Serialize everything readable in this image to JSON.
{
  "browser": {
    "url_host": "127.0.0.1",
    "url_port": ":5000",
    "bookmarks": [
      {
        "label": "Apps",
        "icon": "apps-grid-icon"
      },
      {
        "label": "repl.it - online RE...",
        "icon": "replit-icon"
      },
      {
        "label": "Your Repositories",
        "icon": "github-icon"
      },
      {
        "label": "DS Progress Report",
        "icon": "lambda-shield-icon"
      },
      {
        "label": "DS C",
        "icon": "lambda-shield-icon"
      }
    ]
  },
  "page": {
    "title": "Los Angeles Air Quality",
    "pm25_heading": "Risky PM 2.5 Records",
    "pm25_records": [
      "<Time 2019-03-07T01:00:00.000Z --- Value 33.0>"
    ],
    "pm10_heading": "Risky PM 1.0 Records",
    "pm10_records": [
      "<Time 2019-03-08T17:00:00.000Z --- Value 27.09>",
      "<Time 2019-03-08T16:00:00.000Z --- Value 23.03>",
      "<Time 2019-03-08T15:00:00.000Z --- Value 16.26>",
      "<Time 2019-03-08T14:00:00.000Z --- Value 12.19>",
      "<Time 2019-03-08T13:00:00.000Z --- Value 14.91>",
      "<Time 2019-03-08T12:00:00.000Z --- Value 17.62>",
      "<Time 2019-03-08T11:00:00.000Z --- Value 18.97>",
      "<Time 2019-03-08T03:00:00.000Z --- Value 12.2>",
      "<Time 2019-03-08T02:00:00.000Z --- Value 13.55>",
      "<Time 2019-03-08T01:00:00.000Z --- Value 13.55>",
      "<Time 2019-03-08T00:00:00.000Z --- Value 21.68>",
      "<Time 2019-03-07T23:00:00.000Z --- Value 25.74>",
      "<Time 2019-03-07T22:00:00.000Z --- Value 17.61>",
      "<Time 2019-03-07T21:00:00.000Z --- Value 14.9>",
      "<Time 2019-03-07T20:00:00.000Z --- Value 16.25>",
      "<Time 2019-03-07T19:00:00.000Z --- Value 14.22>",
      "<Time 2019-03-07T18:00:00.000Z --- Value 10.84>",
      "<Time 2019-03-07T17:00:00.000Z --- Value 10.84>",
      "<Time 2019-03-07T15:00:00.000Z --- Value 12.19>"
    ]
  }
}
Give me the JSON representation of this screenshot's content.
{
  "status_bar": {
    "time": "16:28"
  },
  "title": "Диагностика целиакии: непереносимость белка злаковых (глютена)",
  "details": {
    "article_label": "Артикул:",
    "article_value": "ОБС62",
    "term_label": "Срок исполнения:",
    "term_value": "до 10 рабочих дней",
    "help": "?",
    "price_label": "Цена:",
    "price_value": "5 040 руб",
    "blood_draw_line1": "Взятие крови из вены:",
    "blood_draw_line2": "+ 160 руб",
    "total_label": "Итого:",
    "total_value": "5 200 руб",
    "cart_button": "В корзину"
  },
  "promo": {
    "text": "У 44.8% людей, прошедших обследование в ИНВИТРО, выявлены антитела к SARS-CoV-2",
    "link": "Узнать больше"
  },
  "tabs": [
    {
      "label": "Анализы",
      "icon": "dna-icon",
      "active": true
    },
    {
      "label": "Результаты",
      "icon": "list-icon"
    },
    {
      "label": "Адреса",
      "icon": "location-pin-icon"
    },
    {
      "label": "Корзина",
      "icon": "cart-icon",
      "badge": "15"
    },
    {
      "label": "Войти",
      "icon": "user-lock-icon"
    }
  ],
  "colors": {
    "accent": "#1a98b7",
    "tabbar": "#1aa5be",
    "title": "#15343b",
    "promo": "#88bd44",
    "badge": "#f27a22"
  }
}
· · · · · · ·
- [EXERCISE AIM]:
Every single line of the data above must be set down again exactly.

- [EXPECTED ANSWER]:
Serialize everything readable in this image to JSON.
{
  "browser": {
    "url_host": "127.0.0.1",
    "url_port": ":5000",
    "bookmarks": [
      {
        "label": "Apps",
        "icon": "apps-grid-icon"
      },
      {
        "label": "repl.it - online RE...",
        "icon": "replit-icon"
      },
      {
        "label": "Your Repositories",
        "icon": "github-icon"
      },
      {
        "label": "DS Progress Report",
        "icon": "lambda-shield-icon"
      },
      {
        "label": "DS C",
        "icon": "lambda-shield-icon"
      }
    ]
  },
  "page": {
    "title": "Los Angeles Air Quality",
    "pm25_heading": "Risky PM 2.5 Records",
    "pm25_records": [
      "<Time 2019-03-07T01:00:00.000Z --- Value 33.0>"
    ],
    "pm10_heading": "Risky PM 1.0 Records",
    "pm10_records": [
      "<Time 2019-03-08T17:00:00.000Z --- Value 27.09>",
      "<Time 2019-03-08T16:00:00.000Z --- Value 23.03>",
      "<Time 2019-03-08T15:00:00.000Z --- Value 16.26>",
      "<Time 2019-03-08T14:00:00.000Z --- Value 12.19>",
      "<Time 2019-03-08T13:00:00.000Z --- Value 14.91>",
      "<Time 2019-03-08T12:00:00.000Z --- Value 17.62>",
      "<Time 2019-03-08T11:00:00.000Z --- Value 18.97>",
      "<Time 2019-03-08T03:00:00.000Z --- Value 12.2>",
      "<Time 2019-03-08T02:00:00.000Z --- Value 13.55>",
      "<Time 2019-03-08T01:00:00.000Z --- Value 13.55>",
      "<Time 2019-03-08T00:00:00.000Z --- Value 21.68>",
      "<Time 2019-03-07T23:00:00.000Z --- Value 25.74>",
      "<Time 2019-03-07T22:00:00.000Z --- Value 17.61>",
      "<Time 2019-03-07T21:00:00.000Z --- Value 14.9>",
      "<Time 2019-03-07T20:00:00.000Z --- Value 16.25>",
      "<Time 2019-03-07T19:00:00.000Z --- Value 14.22>",
      "<Time 2019-03-07T18:00:00.000Z --- Value 10.84>",
      "<Time 2019-03-07T17:00:00.000Z --- Value 10.84>",
      "<Time 2019-03-07T15:00:00.000Z --- Value 12.19>"
    ]
  }
}
Give me the JSON representation of this screenshot's content.
{
  "status_bar": {
    "time": "16:28"
  },
  "title": "Диагностика целиакии: непереносимость белка злаковых (глютена)",
  "details": {
    "article_label": "Артикул:",
    "article_value": "ОБС62",
    "term_label": "Срок исполнения:",
    "term_value": "до 10 рабочих дней",
    "help": "?",
    "price_label": "Цена:",
    "price_value": "5 040 руб",
    "blood_draw_line1": "Взятие крови из вены:",
    "blood_draw_line2": "+ 160 руб",
    "total_label": "Итого:",
    "total_value": "5 200 руб",
    "cart_button": "В корзину"
  },
  "promo": {
    "text": "У 44.8% людей, прошедших обследование в ИНВИТРО, выявлены антитела к SARS-CoV-2",
    "link": "Узнать больше"
  },
  "tabs": [
    {
      "label": "Анализы",
      "icon": "dna-icon",
      "active": true
    },
    {
      "label": "Результаты",
      "icon": "list-icon"
    },
    {
      "label": "Адреса",
      "icon": "location-pin-icon"
    },
    {
      "label": "Корзина",
      "icon": "cart-icon",
      "badge": "15"
    },
    {
      "label": "Войти",
      "icon": "user-lock-icon"
    }
  ],
  "colors": {
    "accent": "#1a98b7",
    "tabbar": "#1aa5be",
    "title": "#15343b",
    "promo": "#88bd44",
    "badge": "#f27a22"
  }
}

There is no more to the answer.